* THE PROBLEM
State how many lines of the entries below hold the word "model"; reply with nothing but the number.

* DATA SHOWN
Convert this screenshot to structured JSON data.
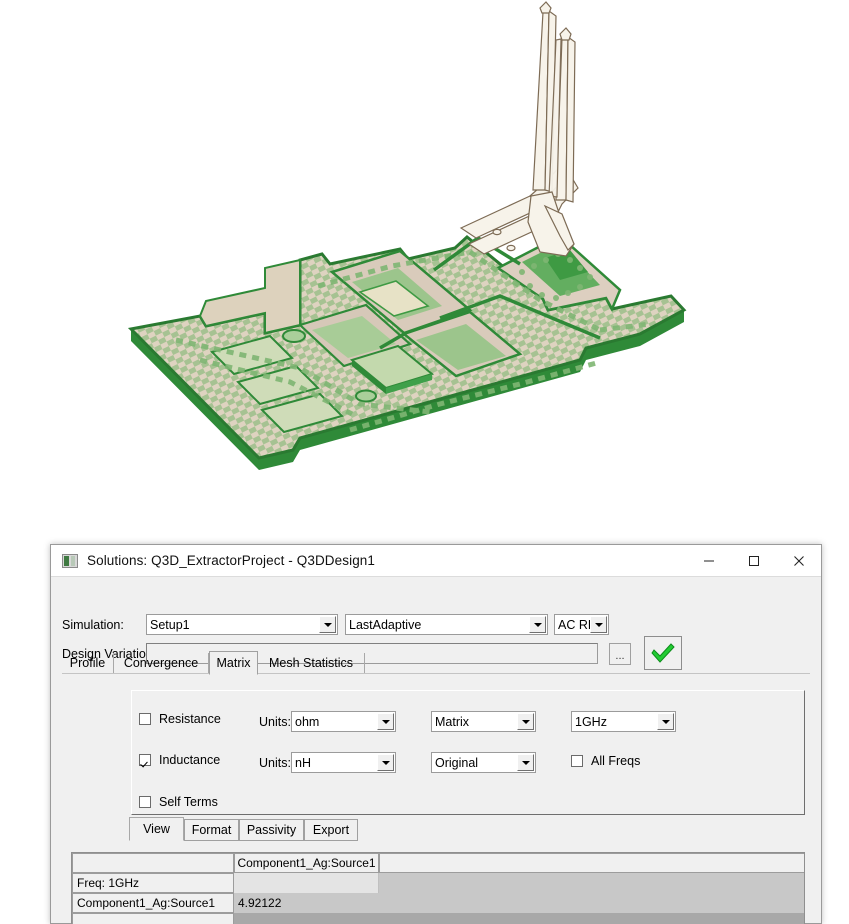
{
  "viewport": {
    "name": "q3d-3d-model-viewport",
    "description": "3D shaded model of a PCB board with bond wires",
    "colors": {
      "board_light": "#e3dfc0",
      "board_tan": "#ded0c2",
      "trace_green": "#3f9d4a",
      "trace_dark": "#2f7a36",
      "mid_green": "#8fbf7f",
      "wire_fill": "#f6f1e8",
      "wire_outline": "#7d6b55",
      "background": "#ffffff"
    }
  },
  "dialog": {
    "title": "Solutions: Q3D_ExtractorProject - Q3DDesign1",
    "icon": "q3d-app-icon",
    "window_controls": {
      "minimize": "minimize-button",
      "maximize": "maximize-button",
      "close": "close-button"
    },
    "simulation": {
      "label": "Simulation:",
      "setup_value": "Setup1",
      "solution_value": "LastAdaptive",
      "type_value": "AC RL"
    },
    "design_variation": {
      "label": "Design Variation:",
      "value": "",
      "browse_label": "...",
      "apply_label": "check-mark"
    },
    "tabs": [
      {
        "label": "Profile",
        "active": false
      },
      {
        "label": "Convergence",
        "active": false
      },
      {
        "label": "Matrix",
        "active": true
      },
      {
        "label": "Mesh Statistics",
        "active": false
      }
    ],
    "matrix_panel": {
      "resistance": {
        "label": "Resistance",
        "checked": false,
        "units_label": "Units:",
        "units_value": "ohm",
        "format_value": "Matrix",
        "freq_value": "1GHz"
      },
      "inductance": {
        "label": "Inductance",
        "checked": true,
        "units_label": "Units:",
        "units_value": "nH",
        "format_value": "Original",
        "all_freqs_label": "All Freqs",
        "all_freqs_checked": false
      },
      "self_terms": {
        "label": "Self Terms",
        "checked": false
      }
    },
    "subtabs": [
      {
        "label": "View",
        "active": true
      },
      {
        "label": "Format",
        "active": false
      },
      {
        "label": "Passivity",
        "active": false
      },
      {
        "label": "Export",
        "active": false
      }
    ],
    "results_grid": {
      "corner_label": "",
      "column_headers": [
        "Component1_Ag:Source1"
      ],
      "rows": [
        {
          "header": "Freq: 1GHz",
          "values": [
            ""
          ]
        },
        {
          "header": "Component1_Ag:Source1",
          "values": [
            "4.92122"
          ]
        }
      ]
    }
  }
}
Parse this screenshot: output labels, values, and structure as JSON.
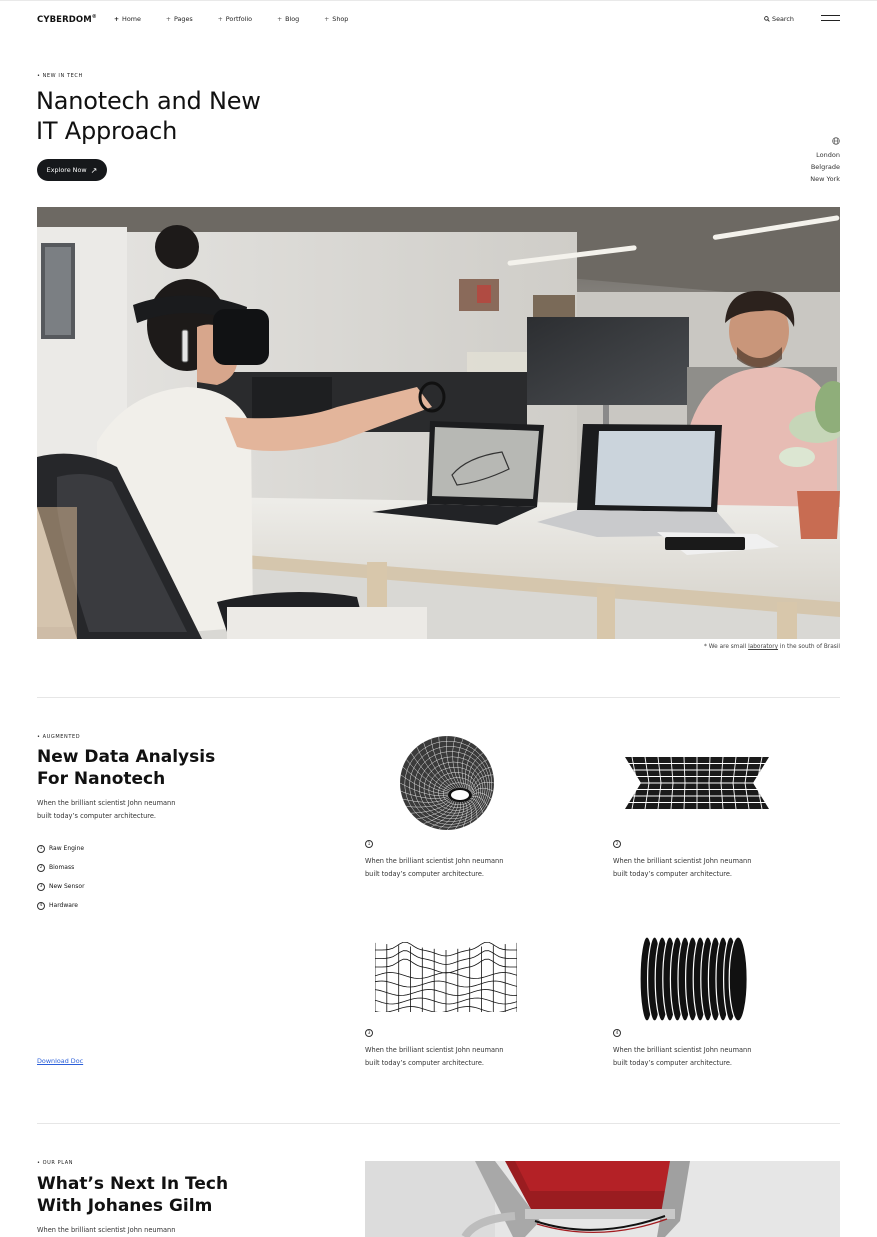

* SOLVED EXERCISE
2